Today's email brought this:
"I just stumbled upon your StarText history.
"As a long-impoverished, yet recent Baylor graduate, in 1988 I became a part-time editor at StarText while a student at Southwestern Seminary. I was always impressed with the possibilities the service provided and couldn't figure out why print media wasn't adopting the efficiencies of electronic production.
"I worked alone on the 5 pm to midnight shift inputting data. It was a pretty dry task, though I enjoyed scanning the news, writing headlines, and occasionally writing stories. In fact, I did live reporting during the San Francisco earthquake. [StarText News Editor] Christine Russell always was concerned about my 'dyslexia' when I input Wall Street download codes. Looking at 4598, for example, I would say 9845, but always input the number correctly.
Sometimes we didn't get the Star Telegram feeds, especially Rangers stories, and I'd have to walk over to the news editors -- who never really cared for the StarText side of things -- and remind them not to forget the electronic folks.
"The workday was over when David Letterman said goodnight, so I guess some things have not changed.
"And while I only vaguely remember you, thanks for the history."
Thom "Alan" Mackenzie
I appreciate you taking the time to tell your StarText story. I would agree there was a little love/hate (or maybe more, like/dislike) relationship between the print and electronic sides of the house. Much the same as today, in many shops.
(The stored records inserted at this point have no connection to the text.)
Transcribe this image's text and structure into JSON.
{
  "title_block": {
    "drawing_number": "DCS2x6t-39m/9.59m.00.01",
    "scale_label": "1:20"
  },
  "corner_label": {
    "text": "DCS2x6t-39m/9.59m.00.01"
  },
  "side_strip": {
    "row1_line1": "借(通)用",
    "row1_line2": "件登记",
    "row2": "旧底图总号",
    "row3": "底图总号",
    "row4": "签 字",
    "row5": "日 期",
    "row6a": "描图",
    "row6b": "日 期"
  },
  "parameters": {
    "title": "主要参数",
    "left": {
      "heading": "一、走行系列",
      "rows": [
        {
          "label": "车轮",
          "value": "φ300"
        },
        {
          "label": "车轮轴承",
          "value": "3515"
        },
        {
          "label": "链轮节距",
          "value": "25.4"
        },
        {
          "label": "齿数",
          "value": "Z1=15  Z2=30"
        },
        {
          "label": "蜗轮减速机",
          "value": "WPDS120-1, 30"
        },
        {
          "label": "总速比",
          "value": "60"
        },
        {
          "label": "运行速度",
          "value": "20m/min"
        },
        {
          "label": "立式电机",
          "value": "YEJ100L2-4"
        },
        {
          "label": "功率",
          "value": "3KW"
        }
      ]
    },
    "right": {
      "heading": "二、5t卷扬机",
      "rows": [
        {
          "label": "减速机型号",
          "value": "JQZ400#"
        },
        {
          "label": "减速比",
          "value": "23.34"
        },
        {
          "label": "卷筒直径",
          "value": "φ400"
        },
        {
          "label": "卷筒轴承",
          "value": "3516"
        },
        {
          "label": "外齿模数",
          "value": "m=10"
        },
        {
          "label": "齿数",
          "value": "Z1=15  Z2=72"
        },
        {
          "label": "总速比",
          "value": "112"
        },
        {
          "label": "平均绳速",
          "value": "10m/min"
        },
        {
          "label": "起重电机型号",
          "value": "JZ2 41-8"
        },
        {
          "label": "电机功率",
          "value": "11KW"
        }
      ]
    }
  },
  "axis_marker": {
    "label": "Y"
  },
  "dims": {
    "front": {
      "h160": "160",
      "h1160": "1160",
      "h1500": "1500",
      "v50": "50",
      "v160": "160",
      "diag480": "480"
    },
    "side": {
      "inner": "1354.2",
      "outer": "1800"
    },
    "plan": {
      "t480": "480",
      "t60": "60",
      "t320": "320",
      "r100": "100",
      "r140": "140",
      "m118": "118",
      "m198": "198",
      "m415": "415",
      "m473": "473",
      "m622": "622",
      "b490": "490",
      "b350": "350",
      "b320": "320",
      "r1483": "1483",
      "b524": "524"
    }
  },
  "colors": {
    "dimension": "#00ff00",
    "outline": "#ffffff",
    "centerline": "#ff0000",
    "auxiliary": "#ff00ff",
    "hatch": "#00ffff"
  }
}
But hey, we had to start somewhere and StarText just gave us a headstart on working out those issues.
By the way, Alan went on from his brief stint with StarText to, among other things, design and operate 11 computer centers for low income residents of Los Angeles. He returned to Texas, got a PhD in literature and now a college teacher. Congrats Alan, and thanks again for sharing.